Exercise aim ▸ Copy every line of the data that includes the string "checked".

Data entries
[Start of section]

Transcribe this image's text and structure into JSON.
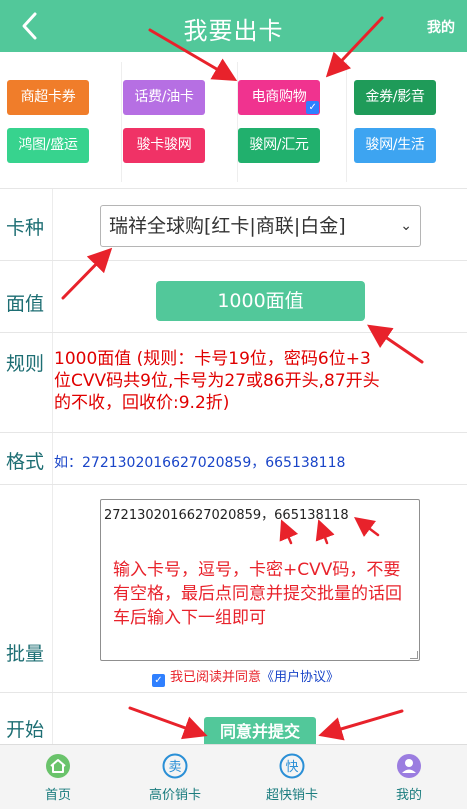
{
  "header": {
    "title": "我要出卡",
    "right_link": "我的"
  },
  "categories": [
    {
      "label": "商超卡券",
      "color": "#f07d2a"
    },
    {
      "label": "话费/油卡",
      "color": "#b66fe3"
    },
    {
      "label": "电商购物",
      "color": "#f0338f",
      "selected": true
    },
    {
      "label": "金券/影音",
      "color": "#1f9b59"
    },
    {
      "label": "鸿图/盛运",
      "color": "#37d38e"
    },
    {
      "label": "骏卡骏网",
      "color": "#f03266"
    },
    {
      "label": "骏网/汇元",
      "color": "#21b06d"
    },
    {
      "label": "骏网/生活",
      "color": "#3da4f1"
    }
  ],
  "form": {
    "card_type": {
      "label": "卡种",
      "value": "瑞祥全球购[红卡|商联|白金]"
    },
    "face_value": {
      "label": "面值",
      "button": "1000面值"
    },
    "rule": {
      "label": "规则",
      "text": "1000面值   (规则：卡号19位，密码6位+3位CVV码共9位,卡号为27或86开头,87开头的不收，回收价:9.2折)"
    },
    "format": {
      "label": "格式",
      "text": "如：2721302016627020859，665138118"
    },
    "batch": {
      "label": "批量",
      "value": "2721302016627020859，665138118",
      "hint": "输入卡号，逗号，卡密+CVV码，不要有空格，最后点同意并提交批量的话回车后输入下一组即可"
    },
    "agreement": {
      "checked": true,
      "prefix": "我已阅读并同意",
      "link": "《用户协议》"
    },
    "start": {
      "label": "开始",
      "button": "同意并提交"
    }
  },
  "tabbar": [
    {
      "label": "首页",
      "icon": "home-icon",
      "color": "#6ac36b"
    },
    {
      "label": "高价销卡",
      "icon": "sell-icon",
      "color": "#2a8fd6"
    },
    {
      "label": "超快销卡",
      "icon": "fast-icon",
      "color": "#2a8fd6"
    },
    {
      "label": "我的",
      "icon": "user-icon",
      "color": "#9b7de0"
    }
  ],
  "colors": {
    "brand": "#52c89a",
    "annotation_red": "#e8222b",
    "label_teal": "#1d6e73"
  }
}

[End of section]
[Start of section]

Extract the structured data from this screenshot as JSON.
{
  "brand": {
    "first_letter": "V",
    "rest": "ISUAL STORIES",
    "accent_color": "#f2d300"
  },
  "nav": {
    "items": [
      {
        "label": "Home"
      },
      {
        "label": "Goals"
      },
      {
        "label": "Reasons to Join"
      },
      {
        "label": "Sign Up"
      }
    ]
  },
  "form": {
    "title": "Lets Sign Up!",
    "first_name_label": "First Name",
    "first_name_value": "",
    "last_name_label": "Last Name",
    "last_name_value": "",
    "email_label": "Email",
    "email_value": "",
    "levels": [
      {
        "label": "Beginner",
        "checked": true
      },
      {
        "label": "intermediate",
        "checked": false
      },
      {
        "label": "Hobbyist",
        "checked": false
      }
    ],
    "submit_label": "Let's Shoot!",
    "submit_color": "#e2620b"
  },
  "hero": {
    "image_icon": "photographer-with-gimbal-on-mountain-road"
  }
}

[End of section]

Answer ▸
      "checked": true,
        "checked": true
        "checked": false
        "checked": false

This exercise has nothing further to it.